Look through the lines of the material and count those containing "JSON". Give that count alone.

Start of Material provided

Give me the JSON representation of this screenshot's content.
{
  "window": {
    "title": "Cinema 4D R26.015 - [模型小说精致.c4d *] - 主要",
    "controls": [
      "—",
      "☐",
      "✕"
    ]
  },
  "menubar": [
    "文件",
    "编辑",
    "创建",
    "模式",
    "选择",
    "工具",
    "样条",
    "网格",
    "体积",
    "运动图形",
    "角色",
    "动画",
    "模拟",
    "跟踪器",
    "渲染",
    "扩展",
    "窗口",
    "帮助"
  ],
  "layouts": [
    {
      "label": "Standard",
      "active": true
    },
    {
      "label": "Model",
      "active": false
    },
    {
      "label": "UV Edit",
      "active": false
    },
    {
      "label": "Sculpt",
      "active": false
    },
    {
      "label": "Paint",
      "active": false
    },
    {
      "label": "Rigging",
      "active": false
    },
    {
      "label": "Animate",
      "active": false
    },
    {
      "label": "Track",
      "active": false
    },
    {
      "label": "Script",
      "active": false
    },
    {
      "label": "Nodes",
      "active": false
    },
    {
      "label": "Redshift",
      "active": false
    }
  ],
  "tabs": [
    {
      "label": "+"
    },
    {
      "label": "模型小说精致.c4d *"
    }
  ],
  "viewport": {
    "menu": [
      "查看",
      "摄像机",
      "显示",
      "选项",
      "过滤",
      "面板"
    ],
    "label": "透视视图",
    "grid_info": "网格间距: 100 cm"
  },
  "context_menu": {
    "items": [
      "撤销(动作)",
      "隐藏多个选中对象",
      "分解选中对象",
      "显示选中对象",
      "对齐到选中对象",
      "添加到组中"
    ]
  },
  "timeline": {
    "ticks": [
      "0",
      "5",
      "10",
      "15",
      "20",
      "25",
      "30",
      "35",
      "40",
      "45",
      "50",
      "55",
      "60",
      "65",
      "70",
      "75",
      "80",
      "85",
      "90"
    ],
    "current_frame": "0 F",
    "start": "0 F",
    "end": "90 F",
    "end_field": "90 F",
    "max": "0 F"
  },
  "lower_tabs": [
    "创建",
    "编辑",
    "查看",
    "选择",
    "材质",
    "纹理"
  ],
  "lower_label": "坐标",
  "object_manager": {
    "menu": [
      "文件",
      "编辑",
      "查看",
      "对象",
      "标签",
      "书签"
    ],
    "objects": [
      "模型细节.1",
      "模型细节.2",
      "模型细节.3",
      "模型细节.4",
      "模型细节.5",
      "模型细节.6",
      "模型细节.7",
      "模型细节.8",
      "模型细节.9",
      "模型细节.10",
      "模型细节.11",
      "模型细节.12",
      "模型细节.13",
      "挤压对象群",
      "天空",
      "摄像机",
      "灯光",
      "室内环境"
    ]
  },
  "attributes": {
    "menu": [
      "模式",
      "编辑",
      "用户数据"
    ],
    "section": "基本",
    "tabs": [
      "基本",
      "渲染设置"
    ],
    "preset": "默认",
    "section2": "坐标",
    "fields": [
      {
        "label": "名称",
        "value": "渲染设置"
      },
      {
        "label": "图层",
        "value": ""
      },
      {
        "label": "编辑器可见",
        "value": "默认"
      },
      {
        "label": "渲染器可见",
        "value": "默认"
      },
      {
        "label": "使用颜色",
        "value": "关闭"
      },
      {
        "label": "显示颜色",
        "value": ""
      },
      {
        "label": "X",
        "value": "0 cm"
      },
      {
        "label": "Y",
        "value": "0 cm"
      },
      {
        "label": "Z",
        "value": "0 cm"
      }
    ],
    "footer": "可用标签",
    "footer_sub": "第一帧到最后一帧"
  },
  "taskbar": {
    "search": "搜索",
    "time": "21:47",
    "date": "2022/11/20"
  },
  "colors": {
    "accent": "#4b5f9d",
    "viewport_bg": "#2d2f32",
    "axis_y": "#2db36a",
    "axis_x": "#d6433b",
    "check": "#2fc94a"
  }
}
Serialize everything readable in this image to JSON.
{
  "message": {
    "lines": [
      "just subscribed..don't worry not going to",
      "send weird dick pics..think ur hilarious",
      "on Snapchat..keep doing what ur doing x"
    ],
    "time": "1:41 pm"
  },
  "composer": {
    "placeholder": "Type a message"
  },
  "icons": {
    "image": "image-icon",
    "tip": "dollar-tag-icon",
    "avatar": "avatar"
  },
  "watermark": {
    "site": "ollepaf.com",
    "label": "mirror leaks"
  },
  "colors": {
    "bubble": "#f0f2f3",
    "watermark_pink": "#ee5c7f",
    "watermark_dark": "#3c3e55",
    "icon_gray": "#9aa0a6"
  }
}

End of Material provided
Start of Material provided

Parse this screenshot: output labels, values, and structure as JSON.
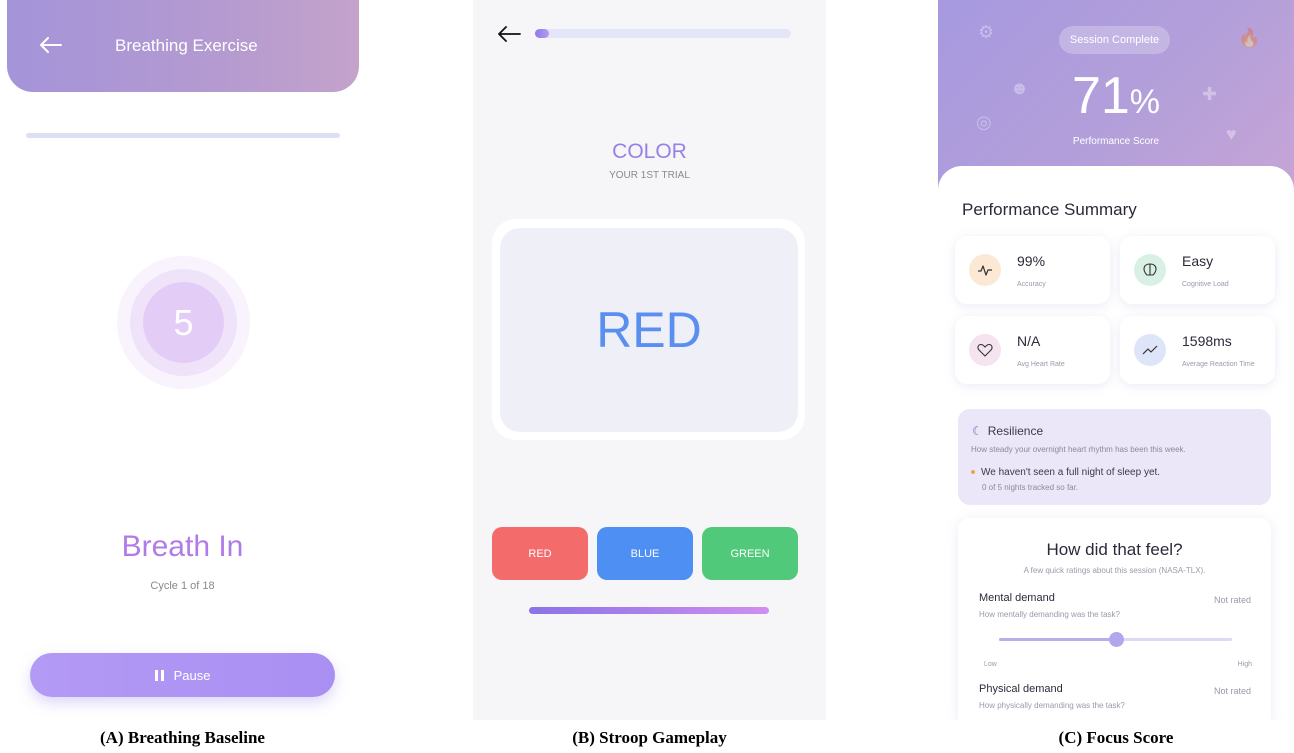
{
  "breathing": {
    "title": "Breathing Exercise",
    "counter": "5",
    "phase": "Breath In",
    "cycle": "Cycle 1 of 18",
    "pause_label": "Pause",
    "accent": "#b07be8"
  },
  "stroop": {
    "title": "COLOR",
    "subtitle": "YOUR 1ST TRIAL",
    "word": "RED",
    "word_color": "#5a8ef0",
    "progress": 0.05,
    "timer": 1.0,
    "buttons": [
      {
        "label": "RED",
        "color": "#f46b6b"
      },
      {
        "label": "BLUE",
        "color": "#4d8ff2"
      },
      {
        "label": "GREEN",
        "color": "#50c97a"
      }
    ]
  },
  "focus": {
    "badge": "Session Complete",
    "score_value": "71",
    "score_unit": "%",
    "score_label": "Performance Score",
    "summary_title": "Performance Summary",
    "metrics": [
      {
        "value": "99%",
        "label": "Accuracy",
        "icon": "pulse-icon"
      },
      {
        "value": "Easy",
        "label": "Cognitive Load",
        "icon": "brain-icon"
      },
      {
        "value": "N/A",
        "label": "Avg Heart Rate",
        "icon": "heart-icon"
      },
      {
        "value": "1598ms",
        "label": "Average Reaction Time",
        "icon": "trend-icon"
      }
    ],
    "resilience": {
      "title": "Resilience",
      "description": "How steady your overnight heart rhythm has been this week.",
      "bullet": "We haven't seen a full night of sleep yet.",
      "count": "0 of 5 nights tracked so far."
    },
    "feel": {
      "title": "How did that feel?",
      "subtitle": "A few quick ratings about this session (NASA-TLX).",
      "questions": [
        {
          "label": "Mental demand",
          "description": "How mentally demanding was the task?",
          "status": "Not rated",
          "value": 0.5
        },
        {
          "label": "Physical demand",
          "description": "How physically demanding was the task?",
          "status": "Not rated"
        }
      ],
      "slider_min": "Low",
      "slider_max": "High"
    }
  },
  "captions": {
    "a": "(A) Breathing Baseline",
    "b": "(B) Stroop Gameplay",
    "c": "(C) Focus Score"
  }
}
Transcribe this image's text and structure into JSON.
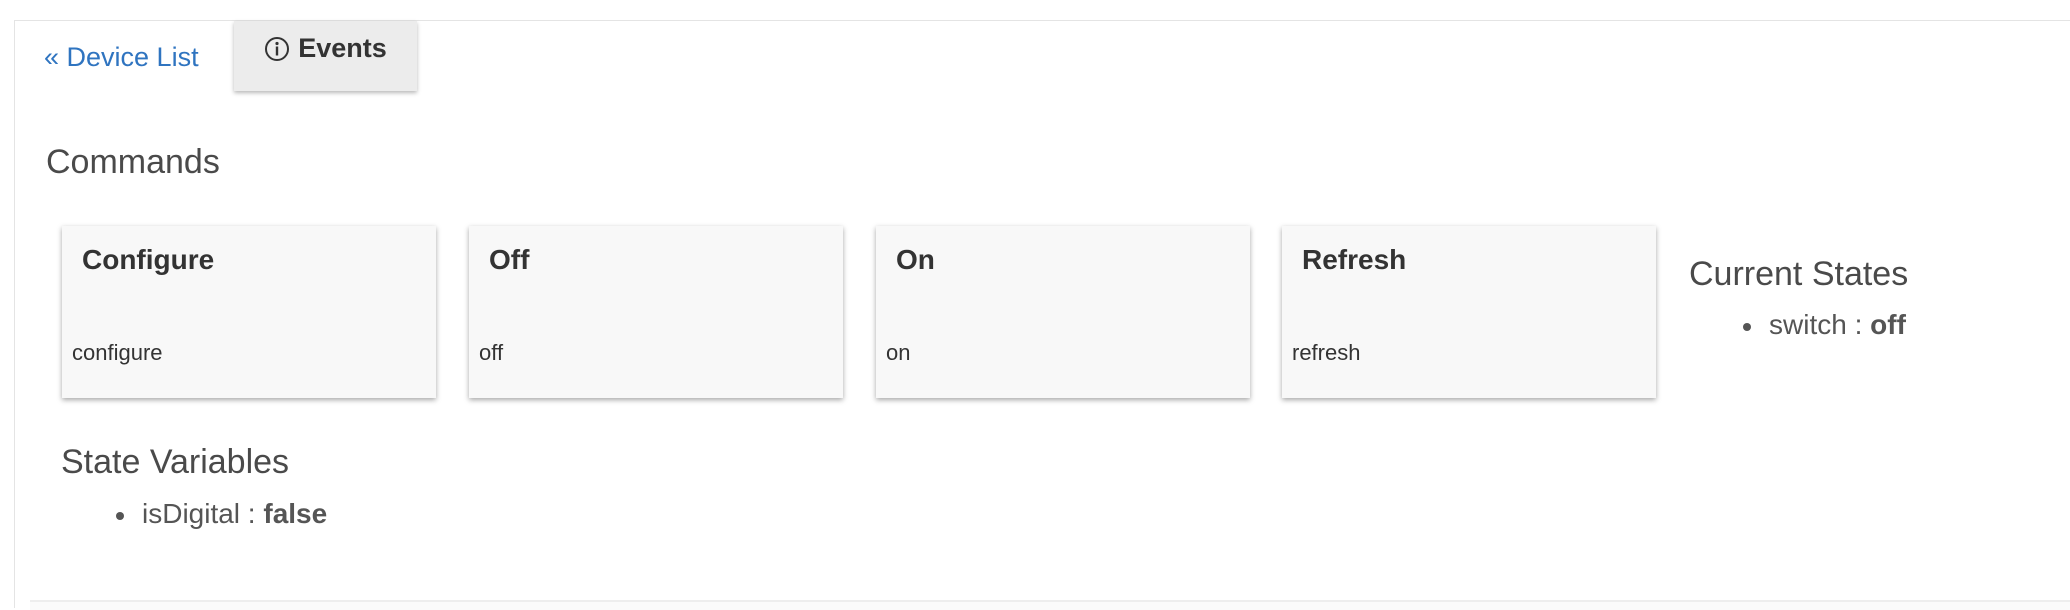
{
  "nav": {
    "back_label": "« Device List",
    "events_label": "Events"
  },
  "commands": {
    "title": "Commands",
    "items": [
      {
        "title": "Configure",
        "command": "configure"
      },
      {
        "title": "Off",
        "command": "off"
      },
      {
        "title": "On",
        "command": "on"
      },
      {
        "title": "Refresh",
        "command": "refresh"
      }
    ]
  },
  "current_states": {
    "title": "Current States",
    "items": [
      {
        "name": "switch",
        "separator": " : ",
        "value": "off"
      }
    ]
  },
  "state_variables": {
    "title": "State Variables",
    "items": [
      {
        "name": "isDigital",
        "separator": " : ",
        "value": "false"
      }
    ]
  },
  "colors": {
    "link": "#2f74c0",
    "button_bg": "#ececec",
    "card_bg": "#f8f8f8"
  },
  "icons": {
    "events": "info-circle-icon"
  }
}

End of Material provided

Answer area.
4